“Flesh!” shouts Pierre-Auguste Renoir (Michel Bouquet) at his son, Jean (Vincent Rottiers). “That’s all that matters! If you don’t understand that, you’ll never understand anything in life or painting.”
Renoir director and co-writer Gilles Bourdos has taken a cue from his Impressionist master subject. Renoir never gets beyond the flesh and below the surface to show us what makes these people tick.
It’s 1915, and France is struggling through World War I. In the Cote d’Azur, life is still idyllic, and Renoir, 74, paints with a new model, 15-year-old Andrée Heuschling (Christa Théret). She polarizes the house staff and she captures the elder Renoir’s heart, as well as Jean’s.
What these men see in Andrée is a mystery.
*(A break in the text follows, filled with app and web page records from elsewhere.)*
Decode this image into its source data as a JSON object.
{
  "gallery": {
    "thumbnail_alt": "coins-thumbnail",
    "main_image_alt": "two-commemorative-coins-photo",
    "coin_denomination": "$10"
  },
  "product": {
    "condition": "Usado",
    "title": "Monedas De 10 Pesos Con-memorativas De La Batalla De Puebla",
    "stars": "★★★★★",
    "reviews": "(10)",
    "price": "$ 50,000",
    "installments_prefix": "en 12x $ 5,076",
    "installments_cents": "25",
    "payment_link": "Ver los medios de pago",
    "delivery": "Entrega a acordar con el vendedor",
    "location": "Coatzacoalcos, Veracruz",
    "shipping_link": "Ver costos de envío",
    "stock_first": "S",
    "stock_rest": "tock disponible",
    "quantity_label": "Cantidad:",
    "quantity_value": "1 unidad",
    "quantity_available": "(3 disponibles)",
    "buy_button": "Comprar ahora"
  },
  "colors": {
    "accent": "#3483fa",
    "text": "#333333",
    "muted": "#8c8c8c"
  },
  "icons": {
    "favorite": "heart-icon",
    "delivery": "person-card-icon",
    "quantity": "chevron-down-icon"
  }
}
She’s temperamental, angry, and a brat—a typical 15-year-old. But she encourages Jean to move toward filmmaking as he convalesces from a serious injury sustained in battle.
Director of photography Mark Ping Bing Lee’s images are saturated in summer golds and shimmering light, and it’s a good thing Renoir is so beautiful; the Renoir family is so repressed it barely elicits an emotion. Bouquet is wonderful, but for a moving experience featuring a Renoir, try a museum or Grand Illusion.
Directed by Gilles Bourdos
With Michel Bouquet, Vincent Rottiers and Christa Théret